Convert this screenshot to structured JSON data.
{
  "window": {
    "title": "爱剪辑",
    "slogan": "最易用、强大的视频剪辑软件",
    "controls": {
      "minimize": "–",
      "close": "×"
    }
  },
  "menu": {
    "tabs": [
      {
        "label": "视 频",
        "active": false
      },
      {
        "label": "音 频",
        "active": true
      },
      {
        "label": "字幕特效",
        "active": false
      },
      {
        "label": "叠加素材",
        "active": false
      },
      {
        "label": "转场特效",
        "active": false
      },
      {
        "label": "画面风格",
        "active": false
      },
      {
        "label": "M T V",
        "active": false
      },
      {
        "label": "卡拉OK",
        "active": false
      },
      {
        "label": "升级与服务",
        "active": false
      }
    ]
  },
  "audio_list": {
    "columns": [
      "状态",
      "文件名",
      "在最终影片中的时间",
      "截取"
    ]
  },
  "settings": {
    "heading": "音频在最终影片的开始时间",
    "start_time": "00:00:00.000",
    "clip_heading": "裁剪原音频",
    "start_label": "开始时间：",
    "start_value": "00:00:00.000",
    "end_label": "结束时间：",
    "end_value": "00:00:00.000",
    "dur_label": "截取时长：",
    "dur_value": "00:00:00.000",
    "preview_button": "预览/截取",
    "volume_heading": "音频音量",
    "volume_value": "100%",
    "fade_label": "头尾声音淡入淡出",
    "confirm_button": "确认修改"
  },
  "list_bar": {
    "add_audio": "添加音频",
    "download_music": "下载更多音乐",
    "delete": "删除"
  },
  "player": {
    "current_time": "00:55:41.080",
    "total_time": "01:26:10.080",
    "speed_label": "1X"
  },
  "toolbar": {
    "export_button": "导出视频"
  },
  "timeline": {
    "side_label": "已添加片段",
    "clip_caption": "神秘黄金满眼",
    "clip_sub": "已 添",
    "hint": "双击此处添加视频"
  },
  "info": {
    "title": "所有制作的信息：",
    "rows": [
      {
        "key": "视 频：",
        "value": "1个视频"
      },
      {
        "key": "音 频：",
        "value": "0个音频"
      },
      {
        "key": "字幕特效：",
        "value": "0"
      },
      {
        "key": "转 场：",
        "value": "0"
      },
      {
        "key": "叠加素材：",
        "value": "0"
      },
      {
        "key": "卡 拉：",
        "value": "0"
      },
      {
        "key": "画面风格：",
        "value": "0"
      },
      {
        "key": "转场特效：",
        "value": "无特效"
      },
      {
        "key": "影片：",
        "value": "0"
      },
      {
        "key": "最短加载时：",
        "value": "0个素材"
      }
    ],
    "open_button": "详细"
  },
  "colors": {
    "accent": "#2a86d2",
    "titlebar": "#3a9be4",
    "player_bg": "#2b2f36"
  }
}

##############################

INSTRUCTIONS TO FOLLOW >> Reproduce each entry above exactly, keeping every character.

WRITTEN RESPONSE >>
Convert this screenshot to structured JSON data.
{
  "window": {
    "title": "爱剪辑",
    "slogan": "最易用、强大的视频剪辑软件",
    "controls": {
      "minimize": "–",
      "close": "×"
    }
  },
  "menu": {
    "tabs": [
      {
        "label": "视 频",
        "active": false
      },
      {
        "label": "音 频",
        "active": true
      },
      {
        "label": "字幕特效",
        "active": false
      },
      {
        "label": "叠加素材",
        "active": false
      },
      {
        "label": "转场特效",
        "active": false
      },
      {
        "label": "画面风格",
        "active": false
      },
      {
        "label": "M T V",
        "active": false
      },
      {
        "label": "卡拉OK",
        "active": false
      },
      {
        "label": "升级与服务",
        "active": false
      }
    ]
  },
  "audio_list": {
    "columns": [
      "状态",
      "文件名",
      "在最终影片中的时间",
      "截取"
    ]
  },
  "settings": {
    "heading": "音频在最终影片的开始时间",
    "start_time": "00:00:00.000",
    "clip_heading": "裁剪原音频",
    "start_label": "开始时间：",
    "start_value": "00:00:00.000",
    "end_label": "结束时间：",
    "end_value": "00:00:00.000",
    "dur_label": "截取时长：",
    "dur_value": "00:00:00.000",
    "preview_button": "预览/截取",
    "volume_heading": "音频音量",
    "volume_value": "100%",
    "fade_label": "头尾声音淡入淡出",
    "confirm_button": "确认修改"
  },
  "list_bar": {
    "add_audio": "添加音频",
    "download_music": "下载更多音乐",
    "delete": "删除"
  },
  "player": {
    "current_time": "00:55:41.080",
    "total_time": "01:26:10.080",
    "speed_label": "1X"
  },
  "toolbar": {
    "export_button": "导出视频"
  },
  "timeline": {
    "side_label": "已添加片段",
    "clip_caption": "神秘黄金满眼",
    "clip_sub": "已 添",
    "hint": "双击此处添加视频"
  },
  "info": {
    "title": "所有制作的信息：",
    "rows": [
      {
        "key": "视 频：",
        "value": "1个视频"
      },
      {
        "key": "音 频：",
        "value": "0个音频"
      },
      {
        "key": "字幕特效：",
        "value": "0"
      },
      {
        "key": "转 场：",
        "value": "0"
      },
      {
        "key": "叠加素材：",
        "value": "0"
      },
      {
        "key": "卡 拉：",
        "value": "0"
      },
      {
        "key": "画面风格：",
        "value": "0"
      },
      {
        "key": "转场特效：",
        "value": "无特效"
      },
      {
        "key": "影片：",
        "value": "0"
      },
      {
        "key": "最短加载时：",
        "value": "0个素材"
      }
    ],
    "open_button": "详细"
  },
  "colors": {
    "accent": "#2a86d2",
    "titlebar": "#3a9be4",
    "player_bg": "#2b2f36"
  }
}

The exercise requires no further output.